Malignant melanoma patients frequently relapse with metastases in the brain, making it the third most common cancer-causing brain metastases in the USA. Management of brain metastases remains challenging because of the rapid progression of disease and ineffectiveness of conventional therapies. This retrospective study, with a ‘pre/post’ design, quantifies the economic burden of brain metastases among melanoma patients in the USA. A large managed-care insurance claims database (2000 Q1–2011 Q3) was used to identify patients with melanoma and brain metastases. The preperiod was defined as the 6 months before the index date (diagnosis of first observed brain metastases) and postperiod as the period following the index date up to 12 months. All-cause and brain metastasis-related healthcare resource utilization and healthcare costs were compared on a per-patient-per-month (PPPM) basis between preperiods and postperiods. The study included 6076 patients (mean age 63.4 years); 57.6% were men. Significant differences (P<0.0001) were observed between the postperiods and preperiods in the mean all-cause and brain metastasis-related PPPM hospitalizations and emergency department and outpatient visits. Significant postperiod versus preperiod differences were also observed in the PPPM mean (standard error) all-cause healthcare costs [total: $14 489 ($231) vs. $7277 ($116); inpatient: $6330 ($195) vs. $1900 ($69); outpatient: $6609 ($102) vs. $4449 ($79); P<0.0001 for all] and brain metastasis-related costs [total: $6542 ($145) vs. $1933 ($62); inpatient: $2976 ($118) vs. $472 ($39); outpatient: $3451 ($76) vs. $1413 ($47); P<0.0001 for all]. Radiotherapy was the most common treatment. The economic burden associated with brain metastases in melanoma is significant and underscores the need for newer therapies to improve outcomes in these patients.
aGroupe d’analyse Ltée, Montreal, Quebec, Canada
bAnalysis Group Inc., Boston, Massachusetts, USA
cGlaxoSmithKline, Philadelphia, Pennsylvania, USA
All supplementary digital content is available directly from the corresponding author.

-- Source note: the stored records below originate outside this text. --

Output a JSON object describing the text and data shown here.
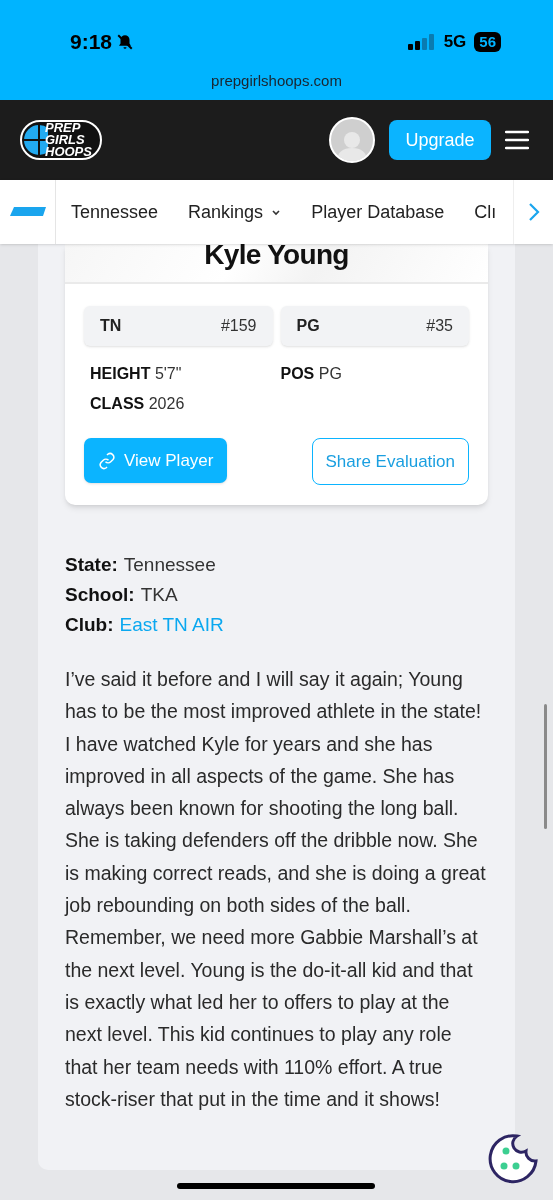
{
  "status_bar": {
    "time": "9:18",
    "network": "5G",
    "battery": "56"
  },
  "browser": {
    "url": "prepgirlshoops.com"
  },
  "header": {
    "logo": [
      "PREP",
      "GIRLS",
      "HOOPS"
    ],
    "upgrade_button": "Upgrade"
  },
  "nav": {
    "items": [
      {
        "label": "Tennessee",
        "dropdown": false
      },
      {
        "label": "Rankings",
        "dropdown": true
      },
      {
        "label": "Player Database",
        "dropdown": false
      },
      {
        "label": "Clı",
        "dropdown": false
      }
    ]
  },
  "player_card": {
    "name": "Kyle Young",
    "ranks": [
      {
        "label": "TN",
        "value": "#159"
      },
      {
        "label": "PG",
        "value": "#35"
      }
    ],
    "details": [
      {
        "label": "HEIGHT",
        "value": "5'7\""
      },
      {
        "label": "POS",
        "value": "PG"
      },
      {
        "label": "CLASS",
        "value": "2026"
      }
    ],
    "view_button": "View Player",
    "share_button": "Share Evaluation"
  },
  "info": [
    {
      "label": "State:",
      "value": "Tennessee",
      "kind": "text"
    },
    {
      "label": "School:",
      "value": "TKA",
      "kind": "text"
    },
    {
      "label": "Club:",
      "value": "East TN AIR",
      "kind": "link"
    }
  ],
  "evaluation": "I’ve said it before and I will say it again; Young has to be the most improved athlete in the state! I have watched Kyle for years and she has improved in all aspects of the game. She has always been known for shooting the long ball. She is taking defenders off the dribble now. She is making correct reads, and she is doing a great job rebounding on both sides of the ball. Remember, we need more Gabbie Marshall’s at the next level. Young is the do-it-all kid and that is exactly what led her to offers to play at the next level. This kid continues to play any role that her team needs with 110% effort. A true stock-riser that put in the time and it shows!"
}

Correspondence to Mei S. Duh, MPH, ScD, Analysis Group Inc., 111 Huntington Avenue, Tenth Floor, Boston, MA 02199, USA Tel: +1 617 425 8131; fax: +1 617 425 8001; e-mail: firstname.lastname@example.org
Received November 20, 2013
Accepted May 8, 2014